    I’ll be honest I have a long standing distaste and bias against court cases decided by standing. I hate standing decisions especially when they’ve specifically heard the testimony of those they’ve deemed lacking in standing.

    You make a good point this will undermine similar cases in the future and hit the anti-gay rights groups with their deep pockets hard but the same idea will apply when a group I’m more likely to agree with comes into the same setting. This isn’t contained to one isotope of the political spectrum and that gives me a lot of concern.

    I’d have been perfectly fine with the same outcome if they had just argued on the merits of the case. Call it a narrow ruling based on the unique vagaries of the state and that it had allowed gay marriage before the Prop 8 vote which created a disenfranchisement among those who had not gotten to the court houses in time. I didn’t need a broad ruling or even one that I upended Prop 8 (though that would be deeply upsetting) but I’d have preferred the case to be argued on its merits.

    We all know the same issue will essentially come up again to the court in a few more years. I’d have preferred a little more ground work be laid instead of a punt on standing.

    But as I said I have a dislike for standing cases.

    • Administrator says:

      Unfortunately the standing issue was an easy way out for the Court. If they had wanted to issue a broader ruling, I’m sure they would have, but I do think that in this case the standing issue is an important one. Remember that the whole point of standing is that the persons seeking relief are not actually affected by the law; if the positions were reversed and it was gay and lesbian private citizens seeking to put back gay marriage (or something), those people ARE directly affected by the law and therefore SHOULD have standing regardless of their status as citizens. What this says, in effect, is “if you are not gay, then gay marriage laws do not affect you, so shut up and go home.”

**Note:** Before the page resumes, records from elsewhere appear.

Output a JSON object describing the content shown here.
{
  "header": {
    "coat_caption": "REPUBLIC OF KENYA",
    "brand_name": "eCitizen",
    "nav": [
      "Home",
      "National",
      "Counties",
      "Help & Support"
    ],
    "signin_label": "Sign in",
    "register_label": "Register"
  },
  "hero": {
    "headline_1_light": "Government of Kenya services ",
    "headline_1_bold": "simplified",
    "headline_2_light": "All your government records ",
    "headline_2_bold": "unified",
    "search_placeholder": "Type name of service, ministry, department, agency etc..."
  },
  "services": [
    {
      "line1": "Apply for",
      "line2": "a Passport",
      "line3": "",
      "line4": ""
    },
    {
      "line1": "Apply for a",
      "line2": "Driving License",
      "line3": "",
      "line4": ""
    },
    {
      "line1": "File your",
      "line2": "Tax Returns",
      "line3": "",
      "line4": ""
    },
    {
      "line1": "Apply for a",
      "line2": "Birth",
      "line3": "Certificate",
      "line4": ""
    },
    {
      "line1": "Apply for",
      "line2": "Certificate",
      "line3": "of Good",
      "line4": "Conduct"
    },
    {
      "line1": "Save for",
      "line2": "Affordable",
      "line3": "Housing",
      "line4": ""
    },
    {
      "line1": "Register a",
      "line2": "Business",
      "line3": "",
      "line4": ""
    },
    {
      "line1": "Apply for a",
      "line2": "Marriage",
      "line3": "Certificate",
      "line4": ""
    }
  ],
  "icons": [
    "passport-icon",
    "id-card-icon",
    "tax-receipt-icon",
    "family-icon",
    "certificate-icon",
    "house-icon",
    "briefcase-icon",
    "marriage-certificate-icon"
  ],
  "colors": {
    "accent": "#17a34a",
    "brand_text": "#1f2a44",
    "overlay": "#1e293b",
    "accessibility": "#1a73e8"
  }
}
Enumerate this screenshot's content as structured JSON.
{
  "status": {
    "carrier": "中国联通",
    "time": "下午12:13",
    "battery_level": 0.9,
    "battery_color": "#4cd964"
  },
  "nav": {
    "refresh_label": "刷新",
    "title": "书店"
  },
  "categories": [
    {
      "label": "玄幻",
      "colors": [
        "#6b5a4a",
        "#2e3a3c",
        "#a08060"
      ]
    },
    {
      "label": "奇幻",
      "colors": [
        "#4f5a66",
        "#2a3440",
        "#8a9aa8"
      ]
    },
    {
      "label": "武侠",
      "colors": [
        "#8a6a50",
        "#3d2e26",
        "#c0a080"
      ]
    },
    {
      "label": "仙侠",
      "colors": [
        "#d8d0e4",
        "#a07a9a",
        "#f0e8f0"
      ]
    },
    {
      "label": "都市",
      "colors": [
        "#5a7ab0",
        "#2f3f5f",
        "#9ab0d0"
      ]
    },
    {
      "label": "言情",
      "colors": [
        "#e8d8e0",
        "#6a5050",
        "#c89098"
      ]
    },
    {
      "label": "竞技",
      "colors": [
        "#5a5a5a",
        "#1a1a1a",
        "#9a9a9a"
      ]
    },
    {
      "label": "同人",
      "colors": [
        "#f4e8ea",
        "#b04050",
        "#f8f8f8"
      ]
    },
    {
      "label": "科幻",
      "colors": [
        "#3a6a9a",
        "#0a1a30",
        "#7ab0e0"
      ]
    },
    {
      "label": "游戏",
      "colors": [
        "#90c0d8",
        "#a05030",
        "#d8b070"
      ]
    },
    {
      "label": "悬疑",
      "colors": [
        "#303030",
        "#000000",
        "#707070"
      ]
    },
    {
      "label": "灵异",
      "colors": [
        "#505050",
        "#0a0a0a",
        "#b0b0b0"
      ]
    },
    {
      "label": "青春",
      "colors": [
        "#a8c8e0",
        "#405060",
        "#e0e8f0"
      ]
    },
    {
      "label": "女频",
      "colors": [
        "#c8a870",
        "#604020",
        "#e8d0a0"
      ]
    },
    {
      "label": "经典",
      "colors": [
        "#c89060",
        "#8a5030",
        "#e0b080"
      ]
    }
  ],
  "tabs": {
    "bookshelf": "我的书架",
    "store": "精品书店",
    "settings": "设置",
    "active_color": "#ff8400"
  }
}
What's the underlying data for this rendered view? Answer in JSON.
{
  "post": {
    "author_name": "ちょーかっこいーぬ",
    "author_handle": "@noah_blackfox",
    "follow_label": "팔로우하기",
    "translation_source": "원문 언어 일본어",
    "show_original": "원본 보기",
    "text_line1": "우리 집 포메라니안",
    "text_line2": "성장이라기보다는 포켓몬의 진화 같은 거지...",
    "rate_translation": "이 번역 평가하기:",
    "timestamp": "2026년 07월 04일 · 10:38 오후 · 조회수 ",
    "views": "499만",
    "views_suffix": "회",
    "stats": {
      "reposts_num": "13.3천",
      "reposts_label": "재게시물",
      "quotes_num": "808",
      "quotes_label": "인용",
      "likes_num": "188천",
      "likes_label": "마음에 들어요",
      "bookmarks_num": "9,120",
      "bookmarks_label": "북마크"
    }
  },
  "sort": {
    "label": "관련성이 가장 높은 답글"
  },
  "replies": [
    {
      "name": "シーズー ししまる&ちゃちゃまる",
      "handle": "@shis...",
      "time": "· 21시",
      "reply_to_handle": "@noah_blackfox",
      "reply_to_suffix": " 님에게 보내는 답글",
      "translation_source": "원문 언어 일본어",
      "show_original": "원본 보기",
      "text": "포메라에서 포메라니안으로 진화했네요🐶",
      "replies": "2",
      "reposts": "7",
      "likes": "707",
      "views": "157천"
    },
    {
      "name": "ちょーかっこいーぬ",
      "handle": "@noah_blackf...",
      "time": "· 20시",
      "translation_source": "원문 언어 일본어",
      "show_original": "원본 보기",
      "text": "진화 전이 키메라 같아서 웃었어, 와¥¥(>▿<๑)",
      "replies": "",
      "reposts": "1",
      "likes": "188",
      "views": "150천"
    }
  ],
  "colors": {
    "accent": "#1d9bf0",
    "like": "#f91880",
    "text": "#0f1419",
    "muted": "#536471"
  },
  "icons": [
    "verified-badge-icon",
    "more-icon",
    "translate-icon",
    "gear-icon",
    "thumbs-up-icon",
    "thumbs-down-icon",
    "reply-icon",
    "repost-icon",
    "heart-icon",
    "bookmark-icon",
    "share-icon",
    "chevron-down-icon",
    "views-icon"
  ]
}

      That’s cool with me.

  2. Marcwolf says:

    Hi Kyell (or Mr Administrator)
    Yes – it’s that pesky wolf you met at Midfur.
    One of the interesting things in Australia is that a lot of notice is taken of what the US is doing esp. in the area of Gay Rights. And likewise the issue of Gay Marriage is also one of these things debated.

    Our government has always accepted the marital status of couples who were not married in Australia however only recently has the decision NOT to recognise same sex marital status who were married oversea’s.

    Now John Berry will soon be the US Ambassador to Australia and he does have a partner. I am not sure if he is married however it will be interesting if he is and what the response of our government will be with faced with that. Refusing to acknowledge Mr Berry’s marital status could be a big diplomatic goofup, or then might accept it just for him (and thus be seen as prejudicial to all others), or they might decide to allow existing same sex marriages to be acknowledged and thus put major pressure of allowing same sexes to marry in Australia.

    Certainly watching what is happening over there is giving the others in the world a lot of hope.
    Marc